Records excerpted from a collection

_ _ _

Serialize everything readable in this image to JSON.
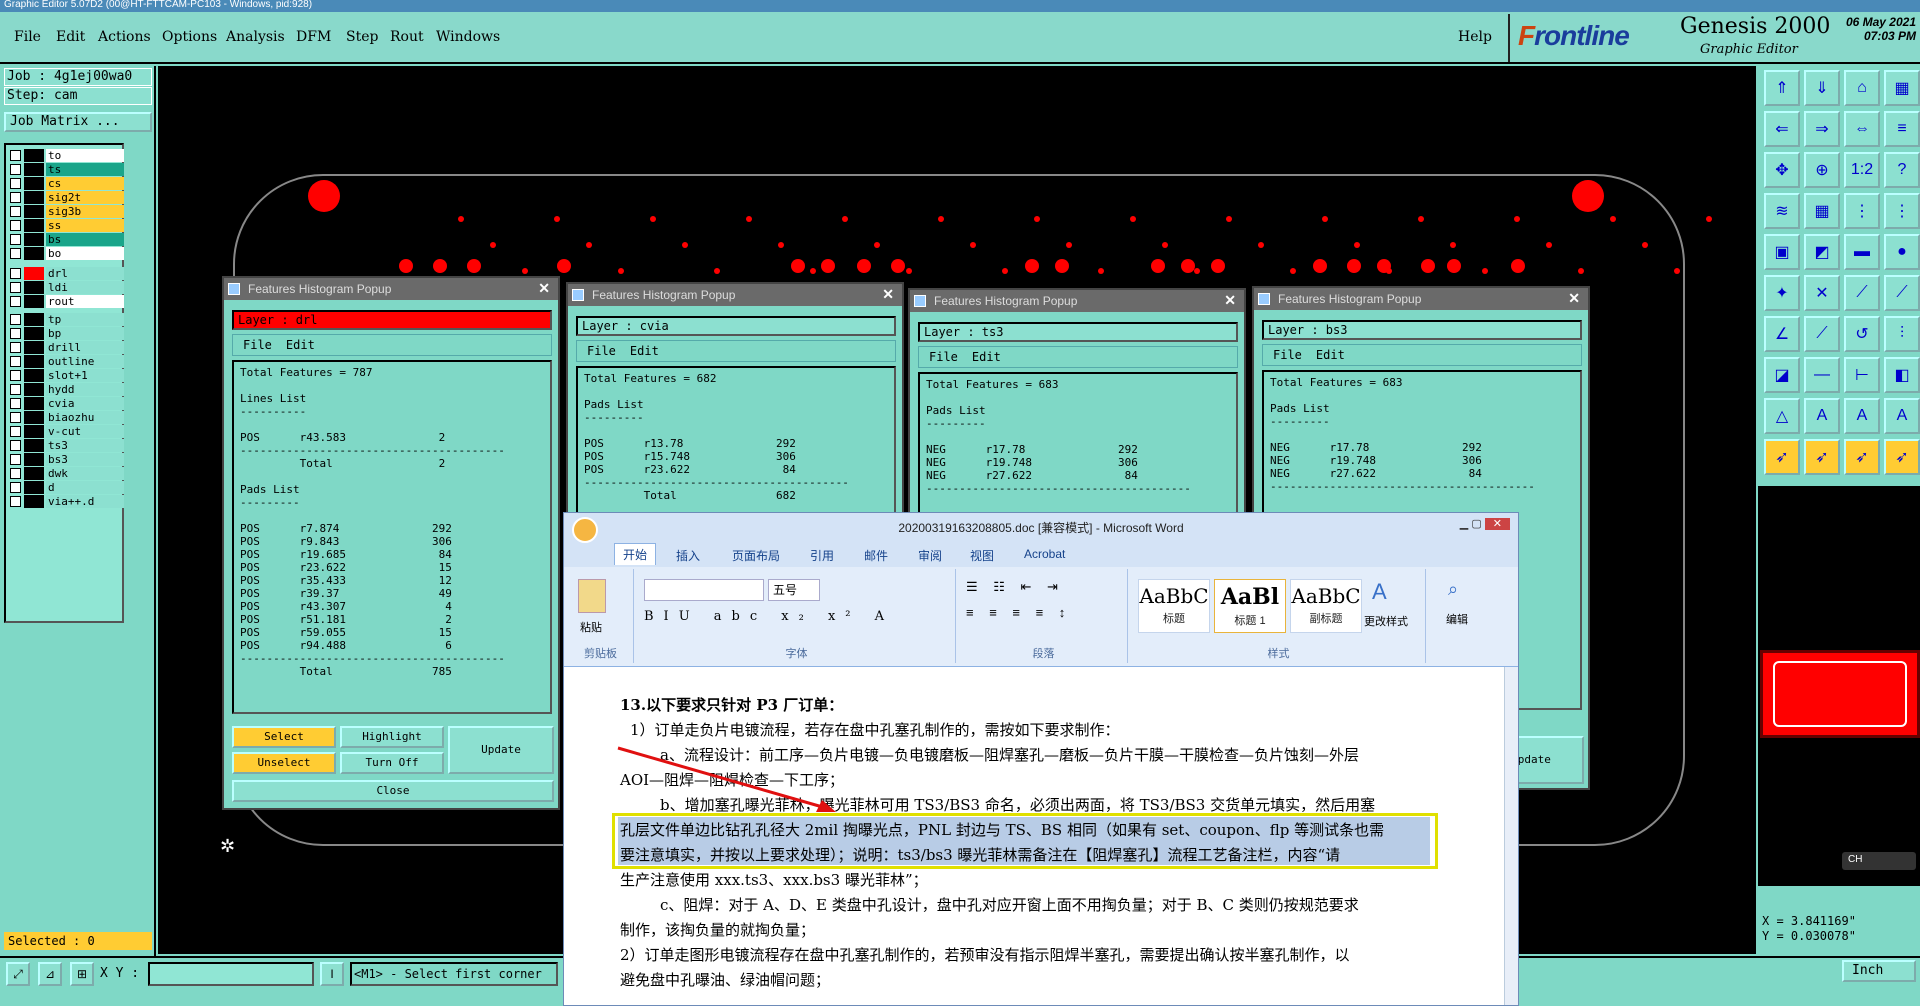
{
  "window_title": "Graphic Editor 5.07D2 (00@HT-FTTCAM-PC103 - Windows, pid:928)",
  "menu": [
    "File",
    "Edit",
    "Actions",
    "Options",
    "Analysis",
    "DFM",
    "Step",
    "Rout",
    "Windows"
  ],
  "help": "Help",
  "brand": {
    "logo_a": "F",
    "logo_b": "rontline",
    "title": "Genesis 2000",
    "subtitle": "Graphic Editor",
    "date": "06 May 2021",
    "time": "07:03 PM"
  },
  "left": {
    "job": "Job : 4g1ej00wa0",
    "step": "Step: cam",
    "job_matrix": "Job Matrix ...",
    "selected": "Selected : 0"
  },
  "layers": [
    {
      "name": "to",
      "color": "#ffffff"
    },
    {
      "name": "ts",
      "color": "#1aa58a"
    },
    {
      "name": "cs",
      "color": "#ffcc33"
    },
    {
      "name": "sig2t",
      "color": "#ffcc33"
    },
    {
      "name": "sig3b",
      "color": "#ffcc33"
    },
    {
      "name": "ss",
      "color": "#ffcc33"
    },
    {
      "name": "bs",
      "color": "#1aa58a"
    },
    {
      "name": "bo",
      "color": "#ffffff"
    },
    {
      "name": "drl",
      "color": "#8ce0d0"
    },
    {
      "name": "ldi",
      "color": "#8ce0d0"
    },
    {
      "name": "rout",
      "color": "#ffffff"
    },
    {
      "name": "tp",
      "color": "#8ce0d0"
    },
    {
      "name": "bp",
      "color": "#8ce0d0"
    },
    {
      "name": "drill",
      "color": "#8ce0d0"
    },
    {
      "name": "outline",
      "color": "#8ce0d0"
    },
    {
      "name": "slot+1",
      "color": "#8ce0d0"
    },
    {
      "name": "hydd",
      "color": "#8ce0d0"
    },
    {
      "name": "cvia",
      "color": "#8ce0d0"
    },
    {
      "name": "biaozhu",
      "color": "#8ce0d0"
    },
    {
      "name": "v-cut",
      "color": "#8ce0d0"
    },
    {
      "name": "ts3",
      "color": "#8ce0d0"
    },
    {
      "name": "bs3",
      "color": "#8ce0d0"
    },
    {
      "name": "dwk",
      "color": "#8ce0d0"
    },
    {
      "name": "d",
      "color": "#8ce0d0"
    },
    {
      "name": "via++.d",
      "color": "#8ce0d0"
    }
  ],
  "popups": [
    {
      "title": "Features Histogram Popup",
      "layer": "Layer :  drl",
      "file": "File",
      "edit": "Edit",
      "body": "Total Features = 787\n\nLines List\n----------\n\nPOS      r43.583              2\n----------------------------------------\n         Total                2\n\nPads List\n---------\n\nPOS      r7.874              292\nPOS      r9.843              306\nPOS      r19.685              84\nPOS      r23.622              15\nPOS      r35.433              12\nPOS      r39.37               49\nPOS      r43.307               4\nPOS      r51.181               2\nPOS      r59.055              15\nPOS      r94.488               6\n----------------------------------------\n         Total               785",
      "select": "Select",
      "unselect": "Unselect",
      "highlight": "Highlight",
      "turnoff": "Turn Off",
      "update": "Update",
      "close": "Close"
    },
    {
      "title": "Features Histogram Popup",
      "layer": "Layer :  cvia",
      "file": "File",
      "edit": "Edit",
      "body": "Total Features = 682\n\nPads List\n---------\n\nPOS      r13.78              292\nPOS      r15.748             306\nPOS      r23.622              84\n----------------------------------------\n         Total               682"
    },
    {
      "title": "Features Histogram Popup",
      "layer": "Layer :  ts3",
      "file": "File",
      "edit": "Edit",
      "body": "Total Features = 683\n\nPads List\n---------\n\nNEG      r17.78              292\nNEG      r19.748             306\nNEG      r27.622              84\n----------------------------------------"
    },
    {
      "title": "Features Histogram Popup",
      "layer": "Layer :  bs3",
      "file": "File",
      "edit": "Edit",
      "body": "Total Features = 683\n\nPads List\n---------\n\nNEG      r17.78              292\nNEG      r19.748             306\nNEG      r27.622              84\n----------------------------------------",
      "update": "Update"
    }
  ],
  "word": {
    "title": "20200319163208805.doc [兼容模式] - Microsoft Word",
    "tabs": [
      "开始",
      "插入",
      "页面布局",
      "引用",
      "邮件",
      "审阅",
      "视图",
      "Acrobat"
    ],
    "groups": {
      "clipboard": "剪贴板",
      "font": "字体",
      "paragraph": "段落",
      "styles": "样式",
      "edit": "编辑"
    },
    "paste": "粘贴",
    "font_size": "五号",
    "change_styles": "更改样式",
    "styles": [
      {
        "sample": "AaBbC",
        "name": "标题"
      },
      {
        "sample": "AaBl",
        "name": "标题 1"
      },
      {
        "sample": "AaBbC",
        "name": "副标题"
      }
    ],
    "lines": [
      "13.以下要求只针对 P3 厂订单：",
      "1）订单走负片电镀流程，若存在盘中孔塞孔制作的，需按如下要求制作：",
      "a、流程设计：前工序—负片电镀—负电镀磨板—阻焊塞孔—磨板—负片干膜—干膜检查—负片蚀刻—外层",
      "AOI—阻焊—阻焊检查—下工序；",
      "b、增加塞孔曝光菲林，曝光菲林可用 TS3/BS3 命名，必须出两面，将 TS3/BS3 交货单元填实，然后用塞",
      "孔层文件单边比钻孔孔径大 2mil 掏曝光点，PNL 封边与 TS、BS 相同（如果有 set、coupon、flp 等测试条也需",
      "要注意填实，并按以上要求处理）；说明：ts3/bs3 曝光菲林需备注在【阻焊塞孔】流程工艺备注栏，内容“请",
      "生产注意使用 xxx.ts3、xxx.bs3 曝光菲林”；",
      "c、阻焊：对于 A、D、E 类盘中孔设计，盘中孔对应开窗上面不用掏负量；对于 B、C 类则仍按规范要求",
      "制作，该掏负量的就掏负量；",
      "2）订单走图形电镀流程存在盘中孔塞孔制作的，若预审没有指示阻焊半塞孔，需要提出确认按半塞孔制作，以",
      "避免盘中孔曝油、绿油帽问题；"
    ]
  },
  "coords": {
    "x": "X = 3.841169\"",
    "y": "Y = 0.030078\""
  },
  "unit": "Inch",
  "ch": "CH",
  "xy_label": "X Y :",
  "status": "<M1> - Select first corner"
}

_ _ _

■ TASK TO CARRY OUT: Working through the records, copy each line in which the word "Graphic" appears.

■ PROBLEM SOLUTION:
  "window_title": "Graphic Editor 5.07D2 (00@HT-FTTCAM-PC103 - Windows, pid:928)",
    "subtitle": "Graphic Editor",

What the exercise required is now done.